▶ _What to produce_: Reproduce exactly the span of lines beginning at the one with "Give me the" and ending at the last line of the data below, omitting pictures.

***** Source data

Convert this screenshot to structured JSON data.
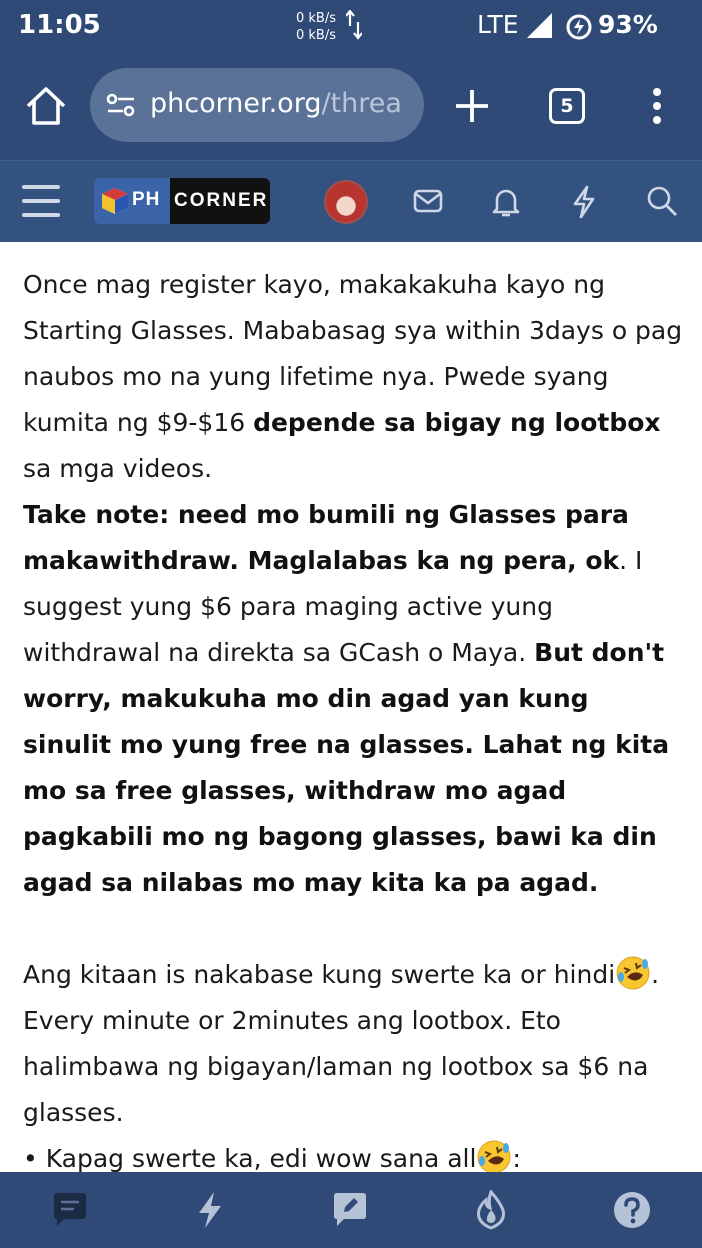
{
  "status_bar": {
    "time": "11:05",
    "net_up": "0 kB/s",
    "net_down": "0 kB/s",
    "network": "LTE",
    "battery": "93%"
  },
  "browser": {
    "url_host": "phcorner.org",
    "url_path": "/threa",
    "tab_count": "5"
  },
  "site": {
    "logo_left": "PH",
    "logo_right": "CORNER"
  },
  "post": {
    "p1": "Once mag register kayo, makakakuha kayo ng Starting Glasses. Mababasag sya within 3days o pag naubos mo na yung lifetime nya. Pwede syang kumita ng $9-$16 ",
    "p1_bold": "depende sa bigay ng lootbox",
    "p1_end": " sa mga videos.",
    "p2_bold": "Take note: need mo bumili ng Glasses para makawithdraw. Maglalabas ka ng pera, ok",
    "p2": ". I suggest yung $6 para maging active yung withdrawal na direkta sa GCash o Maya. ",
    "p2_bold2": "But don't worry, makukuha mo din agad yan kung sinulit mo yung free na glasses. Lahat ng kita mo sa free glasses, withdraw mo agad pagkabili mo ng bagong glasses, bawi ka din agad sa nilabas mo may kita ka pa agad.",
    "p3": "Ang kitaan is nakabase kung swerte ka or hindi",
    "p3_end": ". Every minute or 2minutes ang lootbox. Eto halimbawa ng bigayan/laman ng lootbox sa $6 na glasses.",
    "bullet": "• Kapag swerte ka, edi wow sana all",
    "bullet_end": ":"
  },
  "icons": {
    "emoji": "rolling-on-floor-laughing-emoji"
  },
  "colors": {
    "chrome": "#2f4a77",
    "nav": "#34527f",
    "url_box": "#5a7198"
  }
}
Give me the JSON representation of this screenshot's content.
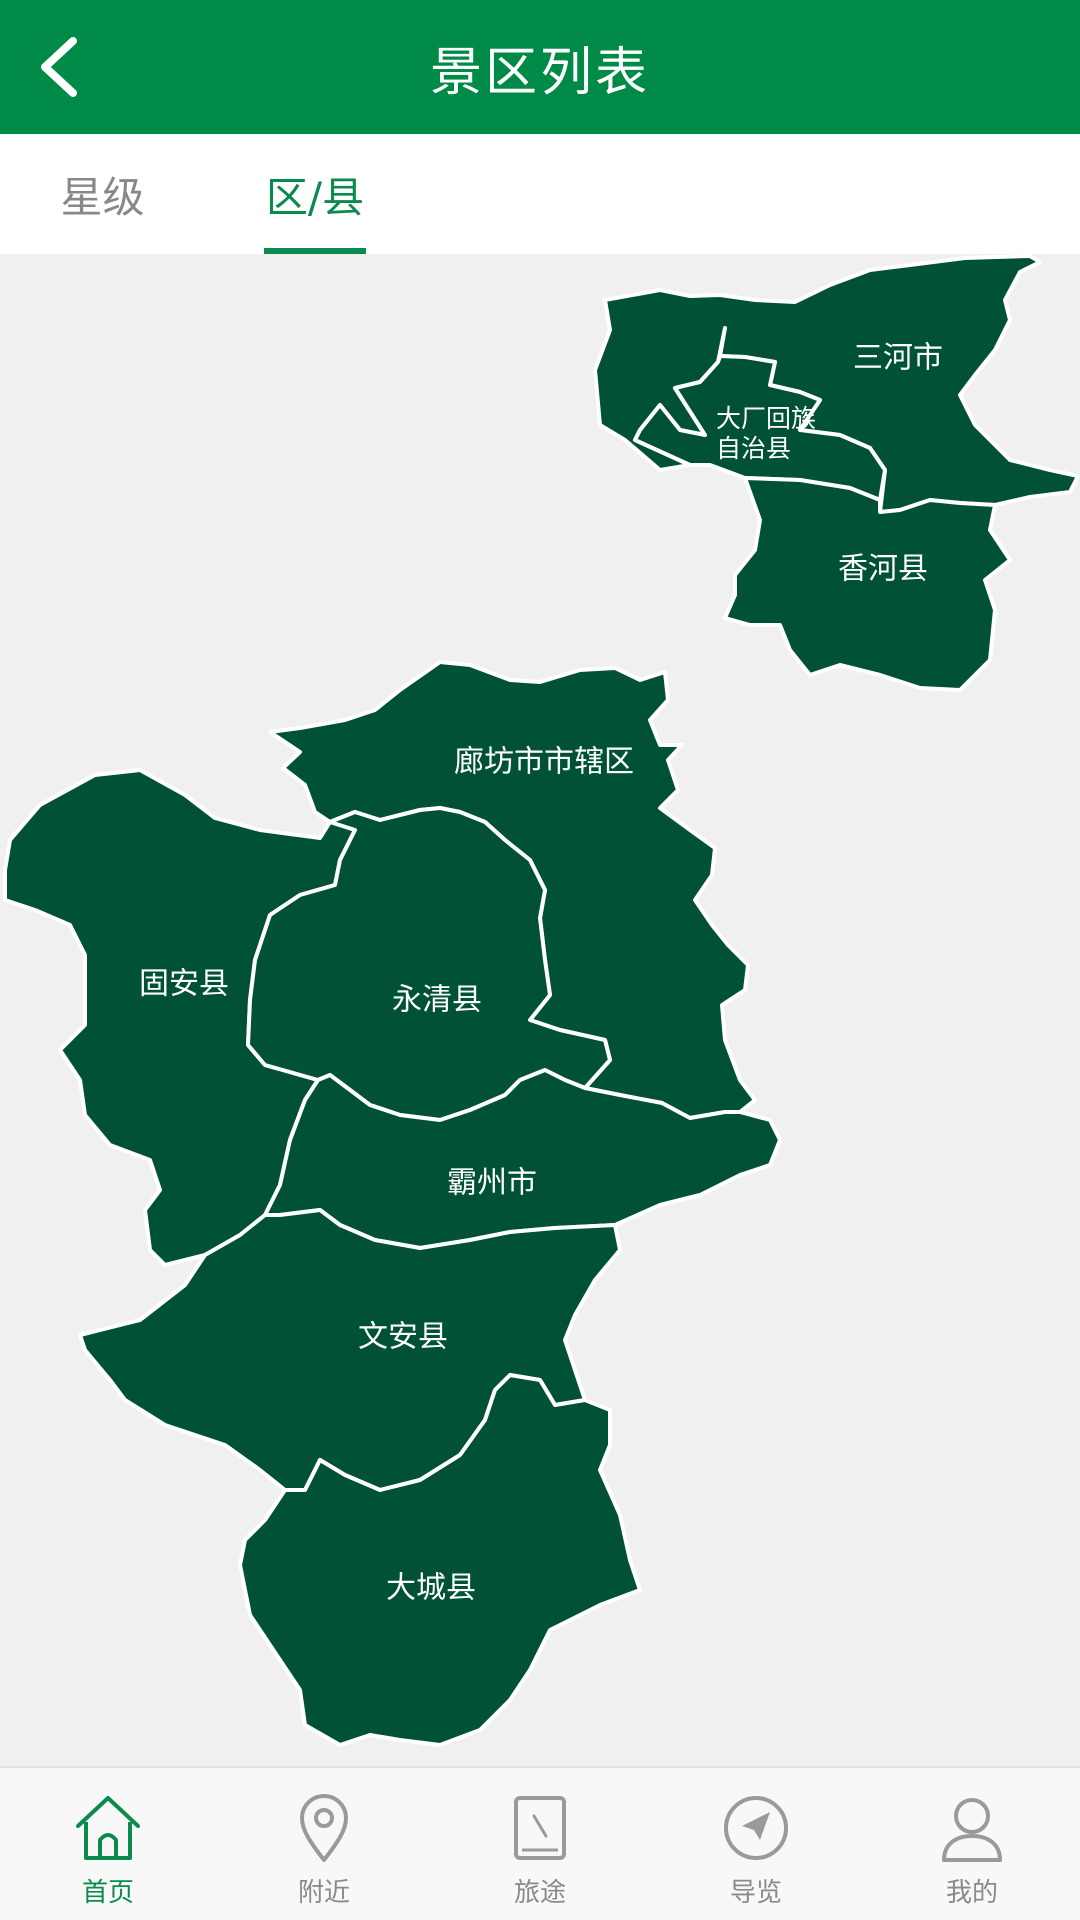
{
  "header": {
    "title": "景区列表",
    "back_icon": "chevron-left-icon"
  },
  "tabs": [
    {
      "label": "星级",
      "active": false
    },
    {
      "label": "区/县",
      "active": true
    }
  ],
  "map": {
    "colors": {
      "region": "#015234",
      "border": "#ffffff",
      "background": "#f0f0f0"
    },
    "regions": {
      "sanhe": "三河市",
      "dachang_line1": "大厂回族",
      "dachang_line2": "自治县",
      "xianghe": "香河县",
      "langfang": "廊坊市市辖区",
      "guan": "固安县",
      "yongqing": "永清县",
      "bazhou": "霸州市",
      "wenan": "文安县",
      "daicheng": "大城县"
    }
  },
  "bottom_nav": [
    {
      "label": "首页",
      "icon": "home-icon",
      "active": true
    },
    {
      "label": "附近",
      "icon": "location-pin-icon",
      "active": false
    },
    {
      "label": "旅途",
      "icon": "book-icon",
      "active": false
    },
    {
      "label": "导览",
      "icon": "compass-icon",
      "active": false
    },
    {
      "label": "我的",
      "icon": "user-icon",
      "active": false
    }
  ],
  "colors": {
    "primary": "#008a47",
    "accent": "#0b8a4e",
    "inactive": "#8a8a8a"
  }
}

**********

▶ _Your solution_:
Give me the JSON representation of this screenshot's content.
{
  "header": {
    "title": "景区列表",
    "back_icon": "chevron-left-icon"
  },
  "tabs": [
    {
      "label": "星级",
      "active": false
    },
    {
      "label": "区/县",
      "active": true
    }
  ],
  "map": {
    "colors": {
      "region": "#015234",
      "border": "#ffffff",
      "background": "#f0f0f0"
    },
    "regions": {
      "sanhe": "三河市",
      "dachang_line1": "大厂回族",
      "dachang_line2": "自治县",
      "xianghe": "香河县",
      "langfang": "廊坊市市辖区",
      "guan": "固安县",
      "yongqing": "永清县",
      "bazhou": "霸州市",
      "wenan": "文安县",
      "daicheng": "大城县"
    }
  },
  "bottom_nav": [
    {
      "label": "首页",
      "icon": "home-icon",
      "active": true
    },
    {
      "label": "附近",
      "icon": "location-pin-icon",
      "active": false
    },
    {
      "label": "旅途",
      "icon": "book-icon",
      "active": false
    },
    {
      "label": "导览",
      "icon": "compass-icon",
      "active": false
    },
    {
      "label": "我的",
      "icon": "user-icon",
      "active": false
    }
  ],
  "colors": {
    "primary": "#008a47",
    "accent": "#0b8a4e",
    "inactive": "#8a8a8a"
  }
}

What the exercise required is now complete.